▶ EXERCISE OBJECTIVE
Each line in the data holding "深圳市大臣科技有限公司" should be listed.

▶ LISTED ENTRIES
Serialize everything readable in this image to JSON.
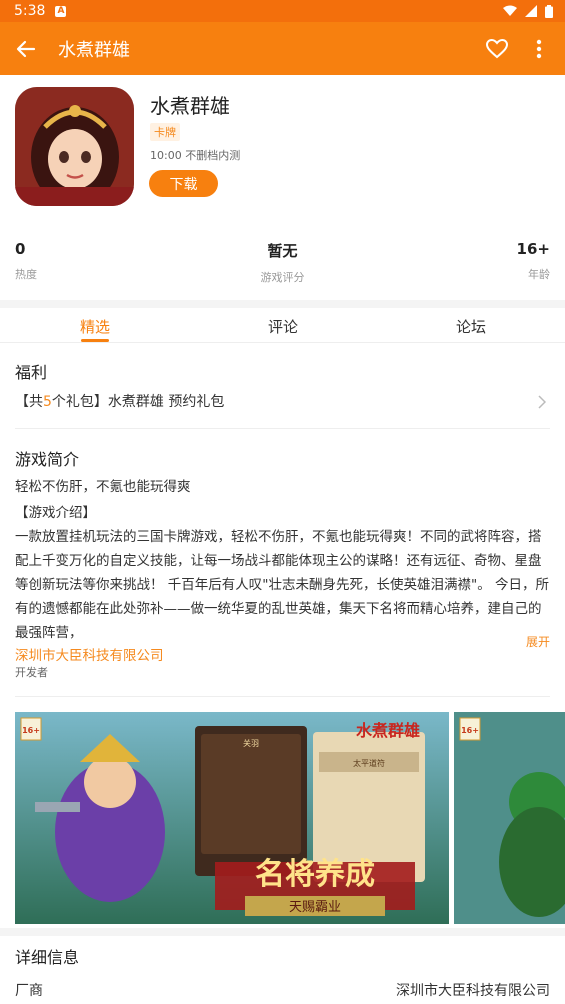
{
  "status_bar": {
    "time": "5:38",
    "notification_icon": "a-letter-icon"
  },
  "app_bar": {
    "title": "水煮群雄"
  },
  "app": {
    "name": "水煮群雄",
    "tag": "卡牌",
    "meta": "10:00 不删档内测",
    "download_label": "下载"
  },
  "stats": [
    {
      "value": "0",
      "label": "热度"
    },
    {
      "value": "暂无",
      "label": "游戏评分"
    },
    {
      "value": "16+",
      "label": "年龄"
    }
  ],
  "tabs": [
    {
      "label": "精选",
      "active": true
    },
    {
      "label": "评论",
      "active": false
    },
    {
      "label": "论坛",
      "active": false
    }
  ],
  "welfare": {
    "title": "福利",
    "prefix": "【共",
    "count": "5",
    "suffix": "个礼包】水煮群雄 预约礼包"
  },
  "intro": {
    "title": "游戏简介",
    "tagline": "轻松不伤肝，不氪也能玩得爽",
    "subhead": "【游戏介绍】",
    "body": "一款放置挂机玩法的三国卡牌游戏，轻松不伤肝，不氪也能玩得爽！不同的武将阵容，搭配上千变万化的自定义技能，让每一场战斗都能体现主公的谋略！还有远征、奇物、星盘等创新玩法等你来挑战！ 千百年后有人叹\"壮志未酬身先死，长使英雄泪满襟\"。 今日，所有的遗憾都能在此处弥补——做一统华夏的乱世英雄，集天下名将而精心培养，建自己的最强阵营，",
    "expand_label": "展开"
  },
  "developer": {
    "name": "深圳市大臣科技有限公司",
    "label": "开发者"
  },
  "screenshots": {
    "rating_badge": "16+",
    "logo_text": "水煮群雄",
    "banner_title": "名将养成",
    "banner_sub": "天赐霸业",
    "panel_title": "关羽",
    "panel2_title": "太平道符"
  },
  "details": {
    "title": "详细信息",
    "vendor_label": "厂商",
    "vendor_value": "深圳市大臣科技有限公司"
  },
  "colors": {
    "accent": "#f7800f",
    "status_bar": "#f36f0c"
  }
}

▶ EXERCISE SOLUTION
    "name": "深圳市大臣科技有限公司",
    "vendor_value": "深圳市大臣科技有限公司"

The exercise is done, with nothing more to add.